"He cozies up to Putin, praises Saddam Hussein, and tells the NATO allies that stood by our side after 9/11 that they have to pay up if they want our protection," Obama said. "Well, America’s promises do not come with a price tag. We meet our commitments. That’s one of the reasons why almost every country on Earth sees America as stronger and more respected today than they did eight years ago when I took office."

Does the world really like us more now than they did eight years ago?

The White House referred us to our own archives and a fact-check of former Fox News anchor Gretchen Carlson. Carlson claimed that most polls show the world has "lower regard" for the United States now under Obama than under President George W. Bush. We rated that claim False.

So what about Obama's claim?

The president is putting words into pollsters’ mouths when he specifically says strength and respect, but he’s generally right that world opinion of the United States has improved.

Here’s a breakdown of how the United States stacked up over the course of Obama’s presidency, according to various polls.
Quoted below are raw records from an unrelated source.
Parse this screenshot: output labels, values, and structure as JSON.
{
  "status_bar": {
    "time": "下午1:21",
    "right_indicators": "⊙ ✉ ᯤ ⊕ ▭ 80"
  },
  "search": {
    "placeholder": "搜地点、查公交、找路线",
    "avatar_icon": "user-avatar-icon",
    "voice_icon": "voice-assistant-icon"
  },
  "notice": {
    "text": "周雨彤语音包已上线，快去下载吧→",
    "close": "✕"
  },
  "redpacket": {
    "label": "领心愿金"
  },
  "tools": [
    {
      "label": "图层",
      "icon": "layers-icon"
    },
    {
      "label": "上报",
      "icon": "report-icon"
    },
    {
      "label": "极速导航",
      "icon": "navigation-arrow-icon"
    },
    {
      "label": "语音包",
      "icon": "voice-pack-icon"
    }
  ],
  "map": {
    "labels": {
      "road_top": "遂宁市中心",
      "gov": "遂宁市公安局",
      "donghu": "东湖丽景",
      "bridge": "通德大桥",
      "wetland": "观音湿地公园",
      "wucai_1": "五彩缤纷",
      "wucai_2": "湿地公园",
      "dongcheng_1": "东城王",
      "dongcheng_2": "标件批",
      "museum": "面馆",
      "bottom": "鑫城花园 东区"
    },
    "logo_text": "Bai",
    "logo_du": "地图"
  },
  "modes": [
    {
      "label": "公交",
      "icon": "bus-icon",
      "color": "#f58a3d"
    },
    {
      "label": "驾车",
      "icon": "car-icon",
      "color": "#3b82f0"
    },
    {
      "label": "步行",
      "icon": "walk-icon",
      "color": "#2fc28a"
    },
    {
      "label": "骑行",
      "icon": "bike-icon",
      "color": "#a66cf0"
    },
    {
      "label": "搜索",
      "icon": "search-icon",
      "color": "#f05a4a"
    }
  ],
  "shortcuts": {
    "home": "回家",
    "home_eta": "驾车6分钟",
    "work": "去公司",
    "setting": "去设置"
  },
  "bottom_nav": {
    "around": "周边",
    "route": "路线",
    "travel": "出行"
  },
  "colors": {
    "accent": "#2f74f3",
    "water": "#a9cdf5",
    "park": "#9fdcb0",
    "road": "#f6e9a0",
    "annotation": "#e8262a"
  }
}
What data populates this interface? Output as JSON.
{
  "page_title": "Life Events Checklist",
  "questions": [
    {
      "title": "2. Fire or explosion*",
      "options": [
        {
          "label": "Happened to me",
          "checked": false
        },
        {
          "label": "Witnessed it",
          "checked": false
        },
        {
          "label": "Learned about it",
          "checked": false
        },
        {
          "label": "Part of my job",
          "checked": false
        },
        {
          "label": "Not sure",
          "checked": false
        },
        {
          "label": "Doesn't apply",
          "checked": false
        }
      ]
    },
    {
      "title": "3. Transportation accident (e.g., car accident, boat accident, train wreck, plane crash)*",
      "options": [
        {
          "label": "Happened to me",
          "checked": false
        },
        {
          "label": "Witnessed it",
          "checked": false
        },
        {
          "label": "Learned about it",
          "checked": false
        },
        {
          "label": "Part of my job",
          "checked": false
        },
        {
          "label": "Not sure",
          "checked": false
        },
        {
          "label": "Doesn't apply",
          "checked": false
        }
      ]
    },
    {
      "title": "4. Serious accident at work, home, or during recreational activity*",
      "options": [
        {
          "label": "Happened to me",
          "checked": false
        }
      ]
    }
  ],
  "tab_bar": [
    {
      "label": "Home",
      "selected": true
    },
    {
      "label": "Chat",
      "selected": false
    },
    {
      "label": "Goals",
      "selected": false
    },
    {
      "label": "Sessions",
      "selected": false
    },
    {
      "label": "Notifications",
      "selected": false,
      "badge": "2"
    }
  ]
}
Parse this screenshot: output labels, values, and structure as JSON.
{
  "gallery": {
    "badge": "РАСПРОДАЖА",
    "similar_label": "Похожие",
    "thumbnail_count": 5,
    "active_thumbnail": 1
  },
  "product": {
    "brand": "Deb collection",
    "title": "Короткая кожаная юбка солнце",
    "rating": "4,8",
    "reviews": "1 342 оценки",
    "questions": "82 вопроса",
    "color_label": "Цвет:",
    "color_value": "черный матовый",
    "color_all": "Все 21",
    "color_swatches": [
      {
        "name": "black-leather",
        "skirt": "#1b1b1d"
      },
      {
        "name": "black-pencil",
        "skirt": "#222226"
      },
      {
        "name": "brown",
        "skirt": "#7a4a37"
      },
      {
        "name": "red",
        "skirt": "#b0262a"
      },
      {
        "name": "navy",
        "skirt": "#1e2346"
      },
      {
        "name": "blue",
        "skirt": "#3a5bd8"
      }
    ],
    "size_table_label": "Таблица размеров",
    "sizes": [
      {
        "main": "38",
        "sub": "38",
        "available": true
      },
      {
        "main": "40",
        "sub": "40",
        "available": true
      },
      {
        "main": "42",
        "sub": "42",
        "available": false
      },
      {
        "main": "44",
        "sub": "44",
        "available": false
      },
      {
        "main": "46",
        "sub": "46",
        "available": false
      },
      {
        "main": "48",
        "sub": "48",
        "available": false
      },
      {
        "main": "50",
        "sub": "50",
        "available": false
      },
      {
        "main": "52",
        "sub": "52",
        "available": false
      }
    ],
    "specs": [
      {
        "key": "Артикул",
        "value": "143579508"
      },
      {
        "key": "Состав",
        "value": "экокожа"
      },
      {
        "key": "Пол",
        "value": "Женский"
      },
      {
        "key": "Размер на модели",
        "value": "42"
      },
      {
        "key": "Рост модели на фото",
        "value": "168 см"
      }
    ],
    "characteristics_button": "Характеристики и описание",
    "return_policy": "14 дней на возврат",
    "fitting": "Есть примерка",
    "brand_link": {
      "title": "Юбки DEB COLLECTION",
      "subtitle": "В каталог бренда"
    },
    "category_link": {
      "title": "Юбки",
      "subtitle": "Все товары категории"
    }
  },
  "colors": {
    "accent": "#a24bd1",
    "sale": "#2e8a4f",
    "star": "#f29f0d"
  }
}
Positive opinions are expressed with a plus sign, and negative ones with a minus. The number outside of the parentheses indicates the net favorability.

 

2008

2014/2015

Change

Gallup

0 (+34/-34)

+15 (+45/-20)

+15

Pew

-5 (+43/-48)

+45 (+69/-24)

+50

BBC World Service/Globescan

-8 (+35/-47)

+4 (+42/-38)

+12

 

We’ll go through the available data one by one

Gallup

Polling data from Gallup supports Obama’s claim.

In its 2015 survey of more than 130 countries, 45 percent approved of the job performance of the leadership of the United States, while 28 percent disapproved. That’s up 11 percent in favorability while down 6 percent unfavorability from 2008.

Here’s a snapshot:

Pew Research Center

In Pew’s June 2008 survey of 23 countries, 43 percent of respondents had a favorable view of the United States while 48 percent of respondents had an unfavorable view on average.

In 2015 survey of 39 countries, the United States’ favorability jumped up to 69 percent while  unfavorability dropped down to 24 percent.

Out of the 21 countries included in both surveys, 18 had a more positive view of the United States in 2015 than they did in 2007. Russia, Lebanon and Jordan on the other hand had a more negative view.

BBC World Service/Globescan

Views toward the United States improved the least out of the three sets of polling, but they did improve.

In 2008, an average of 35 percent of people surveyed in 34 countries said the United States is "having a positive influence" while 47 percent said it had a negative influence. Six years later, the global average jumped up to 42 percent positive and 38 percent negative.

(Seven out of 10 people in 18 countries also told the BBC that Obama’s election was a good choice in a 2016 poll. Just three out of 10 people said that about President George W. Bush in 2005.)

Our ruling

Obama said, "Almost every country on Earth sees America as stronger and more respected today than they did eight years ago when I took office."

The general sentiment that the United States is viewed more positively around the world is supported by three different sets of polls, but they don’t specifically talk about strength or respect.

We rate Obama’s claim Mostly True.

https://www.sharethefacts.co/share/f4f46dae-b333-47ce-9d97-e1d7e68cb191